■  Marchand made the play happen with good puck protection in the neutral zone, and a slick, short dish to Pastrnak as he entered the zone. Pastrnak, as usual, was selling shot the whole way before zipping a no-look feed to his pal. Defenseman Nikita Zaitsev, the ex-Leaf defending the play, was completely fooled.


■  The Bruins had momentum at that point, but Rask gave the Sens an early Christmas present. Just 1:21 into the second, a simple dump-in by Duclair turned into an empty-netter. Rask stopped the puck behind the net, but slipped a backhand to the corner, expecting a teammate to be there. Instead, Namestnikov was. He found Tierney, who slung it upstairs.

■  Boston’s slumping power play had three chances in the second period after that, going 0 for 3 and landing eight shots. The B’s finished 1 for 5 on the PP, breaking an 0-for-16 skid.

■  They had plenty of opportunities and zone time, their skates and sticks looking magnetic as they kept pucks in the zone. But they were offline. One of their best chances came from Pastrnak, who hissed a slapper from the high slot wide after a loose puck bounced to him. Anders Nilsson got his paddle on a Heinen follow-up.

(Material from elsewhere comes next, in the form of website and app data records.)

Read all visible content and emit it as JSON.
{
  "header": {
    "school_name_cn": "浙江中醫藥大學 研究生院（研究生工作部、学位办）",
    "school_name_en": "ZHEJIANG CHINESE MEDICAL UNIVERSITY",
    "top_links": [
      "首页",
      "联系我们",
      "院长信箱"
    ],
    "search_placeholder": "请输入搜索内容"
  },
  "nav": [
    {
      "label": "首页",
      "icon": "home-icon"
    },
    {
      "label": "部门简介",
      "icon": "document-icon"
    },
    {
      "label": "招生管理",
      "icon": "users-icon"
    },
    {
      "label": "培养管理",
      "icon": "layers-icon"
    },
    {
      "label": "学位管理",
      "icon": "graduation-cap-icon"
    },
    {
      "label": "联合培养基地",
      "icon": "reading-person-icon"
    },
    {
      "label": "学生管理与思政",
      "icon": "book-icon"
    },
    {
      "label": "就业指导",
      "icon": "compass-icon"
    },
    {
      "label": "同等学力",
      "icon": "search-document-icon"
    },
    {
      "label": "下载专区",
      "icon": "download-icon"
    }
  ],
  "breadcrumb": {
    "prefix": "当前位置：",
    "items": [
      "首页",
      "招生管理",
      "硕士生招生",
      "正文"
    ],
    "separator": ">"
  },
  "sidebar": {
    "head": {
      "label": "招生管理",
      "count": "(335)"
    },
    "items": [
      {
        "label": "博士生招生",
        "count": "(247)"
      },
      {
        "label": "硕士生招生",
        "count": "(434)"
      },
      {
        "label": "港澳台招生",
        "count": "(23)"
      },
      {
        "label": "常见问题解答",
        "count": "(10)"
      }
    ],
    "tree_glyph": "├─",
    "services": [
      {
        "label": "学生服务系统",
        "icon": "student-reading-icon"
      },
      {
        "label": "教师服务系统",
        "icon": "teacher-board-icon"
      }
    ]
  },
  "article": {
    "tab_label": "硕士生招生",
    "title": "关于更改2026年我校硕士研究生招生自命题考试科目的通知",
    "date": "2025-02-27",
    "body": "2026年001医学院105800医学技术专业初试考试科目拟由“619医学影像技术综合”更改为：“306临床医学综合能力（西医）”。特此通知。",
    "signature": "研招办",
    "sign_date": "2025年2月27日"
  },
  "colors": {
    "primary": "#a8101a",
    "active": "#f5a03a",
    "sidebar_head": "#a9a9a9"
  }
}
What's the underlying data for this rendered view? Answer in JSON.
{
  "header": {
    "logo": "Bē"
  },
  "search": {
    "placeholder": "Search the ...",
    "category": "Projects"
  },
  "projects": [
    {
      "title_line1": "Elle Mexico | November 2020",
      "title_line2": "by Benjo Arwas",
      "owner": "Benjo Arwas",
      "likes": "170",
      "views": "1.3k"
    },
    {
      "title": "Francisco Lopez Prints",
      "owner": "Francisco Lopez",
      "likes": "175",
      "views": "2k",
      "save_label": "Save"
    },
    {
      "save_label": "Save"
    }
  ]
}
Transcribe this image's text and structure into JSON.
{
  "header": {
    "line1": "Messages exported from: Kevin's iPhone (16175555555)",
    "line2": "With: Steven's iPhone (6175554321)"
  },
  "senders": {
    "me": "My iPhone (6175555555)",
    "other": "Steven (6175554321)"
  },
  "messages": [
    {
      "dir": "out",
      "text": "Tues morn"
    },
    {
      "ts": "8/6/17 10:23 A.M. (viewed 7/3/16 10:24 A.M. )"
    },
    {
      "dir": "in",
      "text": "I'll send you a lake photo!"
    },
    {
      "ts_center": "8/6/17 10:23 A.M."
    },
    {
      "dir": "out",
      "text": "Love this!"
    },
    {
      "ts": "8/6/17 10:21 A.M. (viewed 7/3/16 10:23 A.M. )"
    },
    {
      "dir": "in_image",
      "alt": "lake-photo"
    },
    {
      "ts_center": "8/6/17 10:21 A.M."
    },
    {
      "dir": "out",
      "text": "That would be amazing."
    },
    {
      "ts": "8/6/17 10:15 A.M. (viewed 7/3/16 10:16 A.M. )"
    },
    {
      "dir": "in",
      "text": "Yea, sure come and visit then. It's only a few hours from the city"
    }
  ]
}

■  Tough game for Heinen. With 5:35 left in the first, he hit Nilsson’s right pad with a stuff-in attempt from DeBrusk, who fed him from behind the net. He couldn’t elevate the puck. He also lost his net-front spot on the top power play unit.

■  Nilsson was strong, making 23 saves through two periods. The big Swede (6 foot 6) stopped several hard redirects, including one off the stick of teammate Mark “BoroCop” Borowiecki. His mates blocked 16 shots in front of him through 40 minutes. Nilsson lost four starts in a row coming in, allowing 13 goals in his previous 65 shots.


■  Brady Tkachuk might switch to wood sticks, or at least think about it. He had a chance to make it 2-0 early in the first period, when Zdeno Chara lost a loose puck to Connor Brown at the red line. Brown scooted down the wing, shot for a rebound, low to Rask’s right pad, and a crashing Tkachuk had an open side of the net. But Tkachuk’s Bauer busted in two, and the puck dribbled wide of the post. He shook his head all the way to the bench.

■  The Bruins came in having led for all of 7:54 in their previous three games (Colorado, Chicago, Carolina). That’s 4.3 percent of the time. That rate dropped to 3.6 percent after two periods Monday . . . and that was by rounding up.

■  The Bruins entered with the NHL’s best record when trailing first (7-1-3). The Senators had the second-worst mark when scoring first (6-6-0).

Follow Matt Porter on Twitter at @mattyports.